By Alex Poletti
Showing that the gender inequality in sports is far from over, the American Women’s soccer team has vocally criticised the decision that they only get credit for 79% of their goals after Tuesday’s 13-0 route of Thailand. According to sources on the national team, the players believe that they should get as much credit for their goals as men.
“When you take into account the caliber of competition these women face,” a FIFA official said when reviewing the goals, “each score is really worth just under 80% of a man’s goal. Therefore, the final score should really be 10.27-0.”
This is the latest issue for the US team, as they are in the midst of a lengthy battle for equal pay with their male counterparts. Surely, the fact that their goals now count less is not a good sign.

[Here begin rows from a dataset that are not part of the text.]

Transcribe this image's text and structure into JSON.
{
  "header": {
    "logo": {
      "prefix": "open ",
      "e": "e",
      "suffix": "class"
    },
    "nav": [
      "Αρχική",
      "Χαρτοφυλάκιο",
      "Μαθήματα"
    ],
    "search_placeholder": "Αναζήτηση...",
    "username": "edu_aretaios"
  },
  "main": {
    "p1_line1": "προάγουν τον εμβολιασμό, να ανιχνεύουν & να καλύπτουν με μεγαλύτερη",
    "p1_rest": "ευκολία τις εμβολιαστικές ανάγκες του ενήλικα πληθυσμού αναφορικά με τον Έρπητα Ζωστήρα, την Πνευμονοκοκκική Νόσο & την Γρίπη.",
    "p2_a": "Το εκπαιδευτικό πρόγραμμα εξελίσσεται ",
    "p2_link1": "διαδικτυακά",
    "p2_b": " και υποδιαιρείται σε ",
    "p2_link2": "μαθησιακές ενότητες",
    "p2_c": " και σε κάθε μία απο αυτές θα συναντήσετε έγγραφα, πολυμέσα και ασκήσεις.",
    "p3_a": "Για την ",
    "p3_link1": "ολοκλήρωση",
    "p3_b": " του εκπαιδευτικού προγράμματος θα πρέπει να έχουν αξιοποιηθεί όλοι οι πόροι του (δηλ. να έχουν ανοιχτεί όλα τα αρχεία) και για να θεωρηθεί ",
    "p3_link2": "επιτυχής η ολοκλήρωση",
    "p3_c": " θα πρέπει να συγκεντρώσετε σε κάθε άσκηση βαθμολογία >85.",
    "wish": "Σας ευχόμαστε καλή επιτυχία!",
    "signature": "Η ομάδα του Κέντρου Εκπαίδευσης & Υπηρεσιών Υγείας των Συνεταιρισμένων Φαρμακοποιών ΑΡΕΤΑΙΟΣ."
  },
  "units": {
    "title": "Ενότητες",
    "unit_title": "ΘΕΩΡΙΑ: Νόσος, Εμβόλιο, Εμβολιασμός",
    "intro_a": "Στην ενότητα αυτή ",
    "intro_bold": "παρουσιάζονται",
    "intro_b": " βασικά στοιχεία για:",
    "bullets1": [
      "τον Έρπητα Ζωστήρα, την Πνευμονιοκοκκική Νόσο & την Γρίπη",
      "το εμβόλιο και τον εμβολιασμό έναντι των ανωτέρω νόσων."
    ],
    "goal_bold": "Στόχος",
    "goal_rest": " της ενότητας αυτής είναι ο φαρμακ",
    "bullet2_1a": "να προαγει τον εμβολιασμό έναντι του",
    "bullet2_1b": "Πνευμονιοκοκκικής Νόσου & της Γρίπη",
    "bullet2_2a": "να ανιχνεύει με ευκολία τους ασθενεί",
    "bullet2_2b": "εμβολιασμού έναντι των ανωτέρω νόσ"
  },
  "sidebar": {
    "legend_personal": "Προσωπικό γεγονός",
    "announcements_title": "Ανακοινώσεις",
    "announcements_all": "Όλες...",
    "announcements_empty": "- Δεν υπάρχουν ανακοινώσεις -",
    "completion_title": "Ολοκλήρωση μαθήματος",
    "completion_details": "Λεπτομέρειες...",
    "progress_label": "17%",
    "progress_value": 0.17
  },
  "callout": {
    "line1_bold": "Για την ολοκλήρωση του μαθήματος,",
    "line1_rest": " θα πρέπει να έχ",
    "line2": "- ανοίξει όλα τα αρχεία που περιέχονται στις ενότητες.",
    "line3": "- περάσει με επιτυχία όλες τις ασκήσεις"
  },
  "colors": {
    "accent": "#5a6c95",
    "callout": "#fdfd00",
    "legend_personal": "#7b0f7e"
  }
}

“We’re already making peanuts compared to the guys,” forward Alex Morgan says. “This is a setback for us. We’re trying to prove that we’re just as good athletes, if not better, than the men. Now that our goals mean less, we only score about 35 more than them per World Cup.”
Despite performing significantly better than the men, the female athletes still make far less money and often lack the same utilities. Thanks to the official FIFA ruling, it seems that their fight could be long from over.
“We feel that this decision reflects who we are as an organization,” FIFA president Gianni Infantino says. “Honestly, this is probably the best thing we’ve done in years.”
It’s possible that the team knew about the new statistic before it was announced to the public, serving as an impetus for the utter destruction of Thailand’s team. Without a win by such a big margin, there’s a chance that no one would have noticed them.
“Honestly, we played the way we did so we’d finally get some god damn media coverage,” team captain Carli Lloyd says. “We figured that we needed to win by at least 10 for the American people to realize that we were even in a World Cup. Therefore, with the new metric, that meant thirteen goals.”
After this ruling, FIFA has already teased new rule changes for the women, such as renaming fouls as “women not knowing their place cards” and possession percentage as “how often this bitch clingy.” Certainly a step forward for sports equality.